“NOAA has played a critical role in the restoration of the Chesapeake Bay and its living resources,” Sarbanes said. “This legislation will expand upon NOAA’s successful efforts by beginning a new wave of Bay research, which will include an emphasis on an overall Bay restoration strategy.”

Since 1984, NOAA has supported scientific investigations, including fisheries stock assessments, algal bloom monitoring and the tracking of changes in tidal wetlands. This research has helped to improve the understanding of the impacts of climate, harvest and pollution on the decline of anadromous fish, oysters and other marine species in the Bay, as well as helped to develop management strategies for restoring living resources.

The recently introduced legislation would:

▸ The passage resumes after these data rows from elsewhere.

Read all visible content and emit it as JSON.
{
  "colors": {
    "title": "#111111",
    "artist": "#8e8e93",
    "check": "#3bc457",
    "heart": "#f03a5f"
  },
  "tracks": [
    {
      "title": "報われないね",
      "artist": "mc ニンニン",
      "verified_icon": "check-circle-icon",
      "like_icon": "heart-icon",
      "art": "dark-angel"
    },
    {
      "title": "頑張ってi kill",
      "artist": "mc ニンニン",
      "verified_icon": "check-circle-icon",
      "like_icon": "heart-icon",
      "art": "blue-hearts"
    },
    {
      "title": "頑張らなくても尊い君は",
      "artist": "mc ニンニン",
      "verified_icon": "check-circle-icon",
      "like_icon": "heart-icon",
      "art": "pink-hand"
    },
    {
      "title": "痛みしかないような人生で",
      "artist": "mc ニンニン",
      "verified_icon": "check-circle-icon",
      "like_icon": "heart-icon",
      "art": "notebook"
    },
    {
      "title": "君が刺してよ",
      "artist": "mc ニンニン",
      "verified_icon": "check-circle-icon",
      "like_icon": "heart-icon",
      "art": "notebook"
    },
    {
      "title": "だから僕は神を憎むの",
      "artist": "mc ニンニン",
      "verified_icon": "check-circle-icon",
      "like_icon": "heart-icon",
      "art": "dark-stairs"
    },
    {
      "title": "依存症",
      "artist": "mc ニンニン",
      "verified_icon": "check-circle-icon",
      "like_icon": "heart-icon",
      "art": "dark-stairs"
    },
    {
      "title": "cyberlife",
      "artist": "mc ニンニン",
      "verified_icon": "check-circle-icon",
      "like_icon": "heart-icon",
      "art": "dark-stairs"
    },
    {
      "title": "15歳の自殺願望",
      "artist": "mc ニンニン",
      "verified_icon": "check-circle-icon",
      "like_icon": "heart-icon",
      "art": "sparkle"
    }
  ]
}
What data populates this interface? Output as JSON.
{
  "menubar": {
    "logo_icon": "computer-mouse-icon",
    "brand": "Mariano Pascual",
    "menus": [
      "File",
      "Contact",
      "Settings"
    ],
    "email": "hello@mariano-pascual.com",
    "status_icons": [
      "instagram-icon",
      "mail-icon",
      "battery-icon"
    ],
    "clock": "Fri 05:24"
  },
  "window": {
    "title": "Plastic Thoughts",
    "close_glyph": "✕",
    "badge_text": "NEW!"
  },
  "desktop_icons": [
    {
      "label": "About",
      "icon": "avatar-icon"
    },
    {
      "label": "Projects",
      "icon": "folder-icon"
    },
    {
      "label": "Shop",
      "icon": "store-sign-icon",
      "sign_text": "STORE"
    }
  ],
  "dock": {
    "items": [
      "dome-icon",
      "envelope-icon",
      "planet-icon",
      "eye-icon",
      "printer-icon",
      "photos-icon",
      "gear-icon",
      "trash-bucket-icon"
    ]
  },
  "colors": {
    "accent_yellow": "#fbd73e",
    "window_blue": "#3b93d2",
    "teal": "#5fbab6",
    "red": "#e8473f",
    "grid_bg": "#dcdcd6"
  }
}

  • Authorize NOAA to carry out a small-scale fishery and habitat restoration grant and technical assistance program to help community-based organizations and local governments in the Bay watershed undertake habitat, fish and shellfish restoration projects.
  • Establish an internet-based Coastal Predictions Center for the Chesapeake Bay. The Center would coordinate and make better use of the various modeling and monitoring systems and new technologies to improve prediction capabilities and response to physical and chemical events within the Bay and tributary rivers. This could include data on weather, tides, currents, climate, land use, coastal environmental quality and habitat conditions.
  • Enable NOAA to undertake a special five-year study of the relationships between water and habitat quality, ecosystem health and food chains that support the Bay’s living resources. There is a growing consensus that research on the Bay must move toward a wider, multispecies and ecosystem perspective.
  • Move the administration and oversight of the NOAA Bay Office from the National Marine Fisheries Service to the Office of the Undersecretary of Commerce to take better advantage of the NOAA’s talents and avoid research duplication.
  • Increase the authorization for the NOAA Bay Program from the current level of $2.5 million to $6 million per year to enhance current activities and carry out the new activities under this legislation.